On Police Violence, Political Unrest, and Unequal Justice in Paraguay

While deposed President Fernando Lugo prepares to run for a seat in the Senate this year, the issue of the events that led to the institutional coup that removed him from office are still in many ways unresolved. The political turmoil that led to Lugo’s ouster had its roots in local conflicts in the eastern part of the country between landless peasants and police forces, conflicts that left at least 17 people dead. While 14 farmers were charged in the killings, the police remained uninvestigated in spite of numerous eyewitness accounts that detailed police violence against unarmed farmers. The fact that the government officially insisted only 70 farmers attacked 324 officers without any police retaliation or violence also stretched credibility that farmers were solely responsible for the violence. And recently, the Human Rights Coordinator of Paraguay issued a troubling report detailing the police’s use of violence and resorts to human rights violations:

An independent investigation carried out by CODEHUPY revealed that there was no proportional use of force in the repression. In that investigation, credible eyewitnesses said that at least two peasants, Adolfo Castro and Andrés Avelino Riveros, were executed by police agents when they had surrendered with their hands up. The accounts affirm that Adolfo Castro was holding his young son when police shot him in the head.

Other testimonies contend that several peasants wounded during the repression were executed afterward by police agents, after the shots had already ceased and the security forces already controlled the site.

Obviously, this is significant. First and foremost, there’s the ongoing pattern of police repression and violence against the landless in Paraguay. Additionally, while early reports were confused (and the government’s official account still widely varies from the accounts of eyewitnesses and independent investigations), the Congressional elites who disapproved of democratically-elected Lugo’s policies used the confusion to move against him and impeach him in an extremely hasty process that bordered on unconstitutional. As it has become increasingly clear, Congress really used a pretext of a situation that nobody understood and appears to have been unrelated to anything Lugo actually did as president to remove him from office. It remains unclear whether or not this fact will have any effects on either the presidential and congressional elections in April this year.
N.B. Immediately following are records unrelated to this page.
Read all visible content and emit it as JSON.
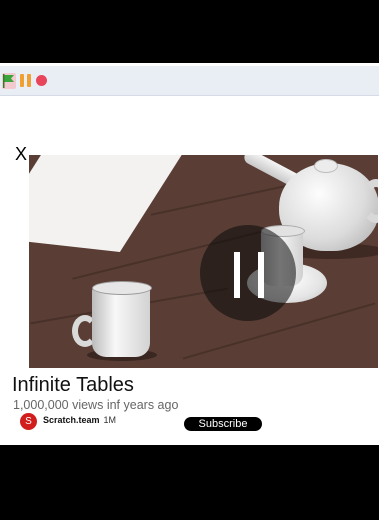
{
  "controls": {
    "green_flag_icon": "green-flag-icon",
    "pause_icon": "pause-icon",
    "stop_icon": "stop-icon",
    "colors": {
      "flag": "#3aa53a",
      "pause": "#f0a030",
      "stop": "#e8455b"
    }
  },
  "player": {
    "close_label": "X",
    "video": {
      "title": "Infinite Tables",
      "views": "1,000,000 views",
      "age": "inf years ago",
      "channel": {
        "avatar_letter": "S",
        "name": "Scratch.team",
        "subscribers": "1M"
      },
      "subscribe_label": "Subscribe",
      "state": "paused"
    }
  }
}
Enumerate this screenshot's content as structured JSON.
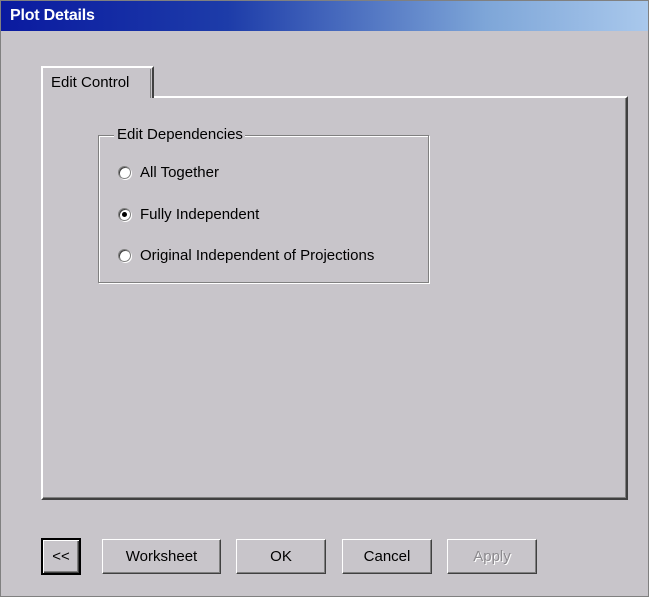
{
  "window": {
    "title": "Plot Details"
  },
  "tabs": [
    {
      "label": "Edit Control",
      "selected": true
    }
  ],
  "group": {
    "title": "Edit Dependencies",
    "options": [
      {
        "label": "All Together",
        "checked": false
      },
      {
        "label": "Fully Independent",
        "checked": true
      },
      {
        "label": "Original Independent of Projections",
        "checked": false
      }
    ]
  },
  "buttons": {
    "collapse": "<<",
    "worksheet": "Worksheet",
    "ok": "OK",
    "cancel": "Cancel",
    "apply": "Apply"
  },
  "colors": {
    "title_gradient_start": "#0a1aa0",
    "title_gradient_end": "#a9c8ec",
    "face": "#c8c5ca"
  }
}
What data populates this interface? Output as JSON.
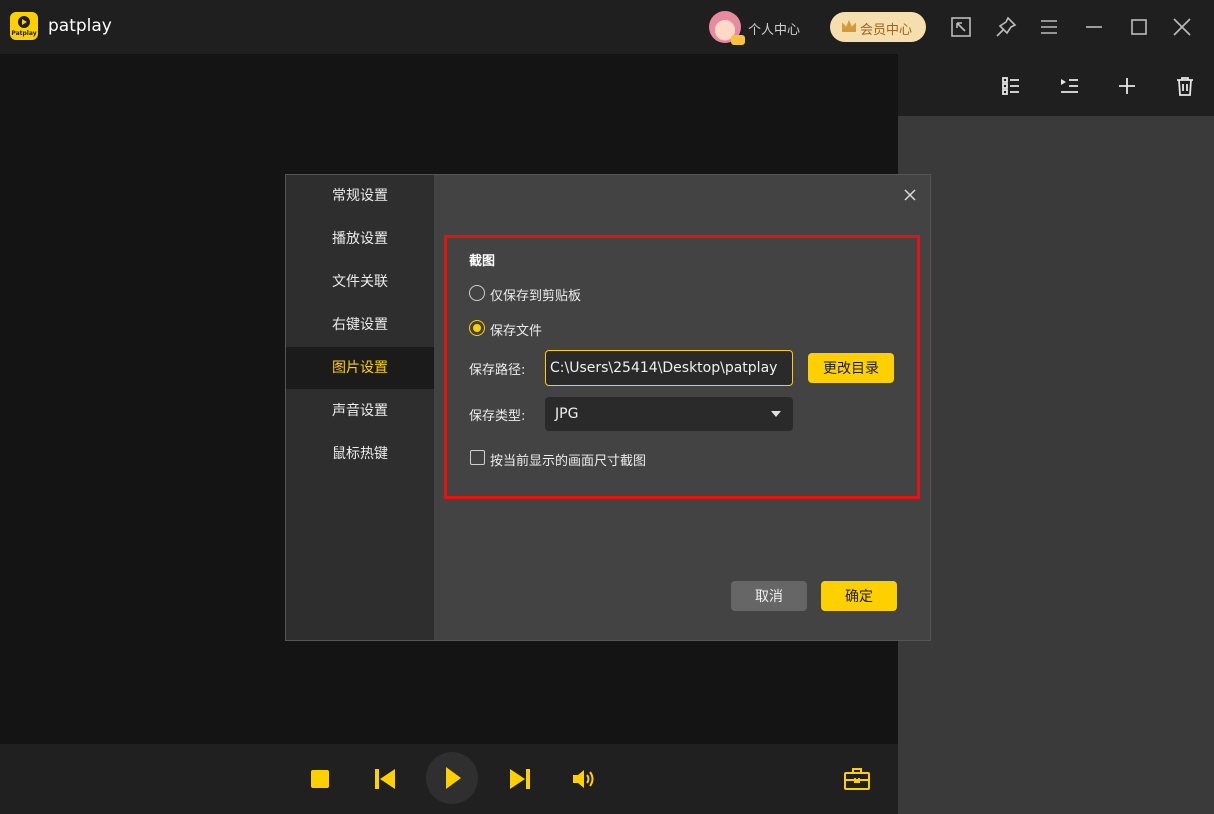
{
  "app": {
    "title": "patplay",
    "logo_text": "Patplay",
    "profile_label": "个人中心",
    "vip_label": "会员中心"
  },
  "colors": {
    "accent": "#ffd000",
    "highlight_border": "#e81010",
    "panel_bg": "#434343",
    "nav_bg": "#2e2e2e"
  },
  "dialog": {
    "nav": [
      {
        "label": "常规设置",
        "active": false
      },
      {
        "label": "播放设置",
        "active": false
      },
      {
        "label": "文件关联",
        "active": false
      },
      {
        "label": "右键设置",
        "active": false
      },
      {
        "label": "图片设置",
        "active": true
      },
      {
        "label": "声音设置",
        "active": false
      },
      {
        "label": "鼠标热键",
        "active": false
      }
    ],
    "section_title": "截图",
    "option_clipboard": "仅保存到剪贴板",
    "option_file": "保存文件",
    "selected_option": "保存文件",
    "path_label": "保存路径:",
    "path_value": "C:\\Users\\25414\\Desktop\\patplay",
    "change_dir_label": "更改目录",
    "type_label": "保存类型:",
    "type_value": "JPG",
    "checkbox_label": "按当前显示的画面尺寸截图",
    "checkbox_checked": false,
    "cancel_label": "取消",
    "ok_label": "确定"
  },
  "icons": {
    "titlebar": [
      "screen-cast-icon",
      "pin-icon",
      "menu-icon",
      "minimize-icon",
      "maximize-icon",
      "close-icon"
    ],
    "playlist": [
      "list-view-icon",
      "playlist-icon",
      "add-icon",
      "trash-icon"
    ],
    "controls": [
      "stop-icon",
      "previous-icon",
      "play-icon",
      "next-icon",
      "volume-icon",
      "toolbox-icon"
    ]
  }
}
Nonetheless, the events of last June continue to play out, simultaneously revealing the institutional conflict within Paraguayan politics and the ongoing persecution and even violation of human rights of peasants and the rural poor in Paraguay.
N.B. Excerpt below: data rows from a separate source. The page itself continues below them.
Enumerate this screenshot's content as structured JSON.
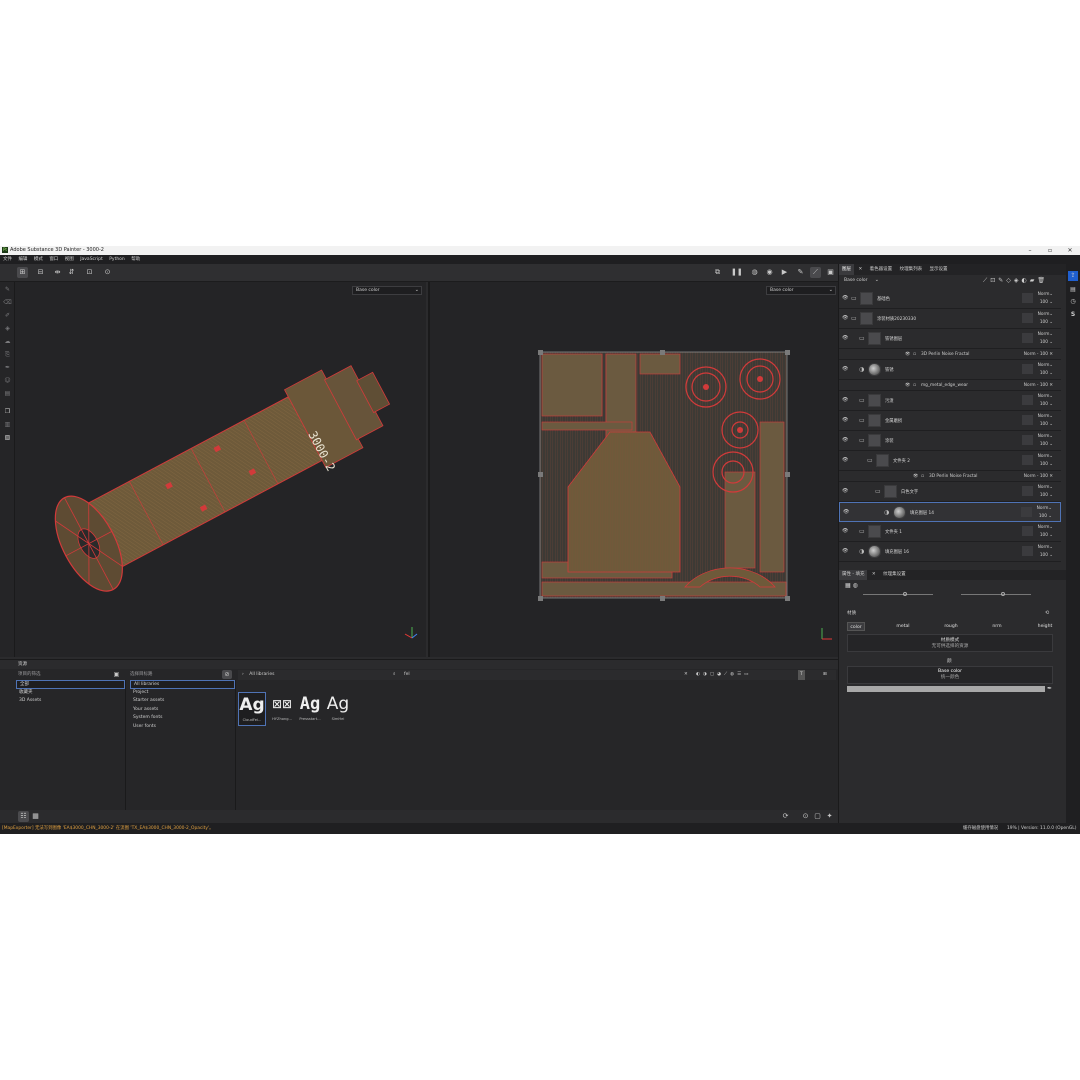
{
  "window": {
    "title": "Adobe Substance 3D Painter - 3000-2"
  },
  "menu": [
    "文件",
    "编辑",
    "模式",
    "窗口",
    "视图",
    "JavaScript",
    "Python",
    "帮助"
  ],
  "viewports": {
    "left_channel": "Base color",
    "right_channel": "Base color",
    "mesh_text": "3000-2"
  },
  "right_tabs": [
    "图层",
    "着色器设置",
    "纹理集列表",
    "显示设置"
  ],
  "layer_channel": "Base color",
  "layers": [
    {
      "name": "基础色",
      "blend": "Norm",
      "opacity": "100",
      "indent": 0,
      "type": "folder"
    },
    {
      "name": "涂装材质20230330",
      "blend": "Norm",
      "opacity": "100",
      "indent": 0,
      "type": "folder"
    },
    {
      "name": "铁锈图层",
      "blend": "Norm",
      "opacity": "100",
      "indent": 1,
      "type": "folder"
    },
    {
      "name": "3D Perlin Noise Fractal",
      "blend": "Norm",
      "opacity": "100",
      "indent": 2,
      "type": "fx"
    },
    {
      "name": "铁锈",
      "blend": "Norm",
      "opacity": "100",
      "indent": 1,
      "type": "fill"
    },
    {
      "name": "mg_metal_edge_wear",
      "blend": "Norm",
      "opacity": "100",
      "indent": 2,
      "type": "fx"
    },
    {
      "name": "污渍",
      "blend": "Norm",
      "opacity": "100",
      "indent": 1,
      "type": "folder"
    },
    {
      "name": "金属磨损",
      "blend": "Norm",
      "opacity": "100",
      "indent": 1,
      "type": "folder"
    },
    {
      "name": "涂装",
      "blend": "Norm",
      "opacity": "100",
      "indent": 1,
      "type": "folder"
    },
    {
      "name": "文件夹 2",
      "blend": "Norm",
      "opacity": "100",
      "indent": 2,
      "type": "folder"
    },
    {
      "name": "3D Perlin Noise Fractal",
      "blend": "Norm",
      "opacity": "100",
      "indent": 3,
      "type": "fx"
    },
    {
      "name": "白色文字",
      "blend": "Norm",
      "opacity": "100",
      "indent": 3,
      "type": "folder"
    },
    {
      "name": "填充图层 14",
      "blend": "Norm",
      "opacity": "100",
      "indent": 4,
      "type": "fill",
      "selected": true
    },
    {
      "name": "文件夹 1",
      "blend": "Norm",
      "opacity": "100",
      "indent": 1,
      "type": "folder"
    },
    {
      "name": "填充图层 16",
      "blend": "Norm",
      "opacity": "100",
      "indent": 1,
      "type": "fill"
    }
  ],
  "props": {
    "tabs": [
      "属性 - 填充",
      "纹理集设置"
    ],
    "section": "材质",
    "channels": [
      "color",
      "metal",
      "rough",
      "nrm",
      "height"
    ],
    "mode_title": "材质模式",
    "mode_value": "无可供选择的资源",
    "base_label": "颜",
    "base_color_title": "Base color",
    "base_color_value": "统一颜色"
  },
  "bottom": {
    "title": "资源",
    "col1_header": "项目的筛选",
    "col1_items": [
      "全部",
      "收藏夹",
      "3D Assets"
    ],
    "col2_header": "选择目标路",
    "col2_items": [
      "All libraries",
      "Project",
      "Starter assets",
      "Your assets",
      "System fonts",
      "User fonts"
    ],
    "breadcrumb": "All libraries",
    "search_value": "fel",
    "fonts": [
      {
        "glyph": "Ag",
        "name": "CloudFei..."
      },
      {
        "glyph": "⊠⊠",
        "name": "HYZhong..."
      },
      {
        "glyph": "Ag",
        "name": "Pressstart..."
      },
      {
        "glyph": "Ag",
        "name": "SimHei"
      }
    ]
  },
  "status": {
    "left": "[MapExporter] 无法写到图像 'EA$3000_CHN_3000-2' 在流图 'TX_EA$3000_CHN_3000-2_Opacity'。",
    "middle": "缓存磁盘使用情况",
    "right": "19% | Version: 11.0.0 (OpenGL)"
  },
  "colors": {
    "accent": "#4f73b5",
    "wire": "#d23a3a",
    "mesh": "#6e5a3a",
    "orange": "#e0822a"
  }
}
About Colin M. Snider

I have a Ph.D. in history, specializing in Latin American History and Comparative Indigenous History. My dissertation focused on Brazil. Beyond Latin America generally, I'm particularly interested in class identities, military politics, human rights, labor, education, music, and nation. I can be found on Twitter at @ColinMSnider.
This entry was posted in Civil Conflict in the Americas, Coups in Latin America, Democracy in the Americas, Elections in Latin America, Human Rights Issues, Land Struggles & Issues, Paraguay, Peasant Movements, Police Violence, Social Movements. Bookmark the permalink.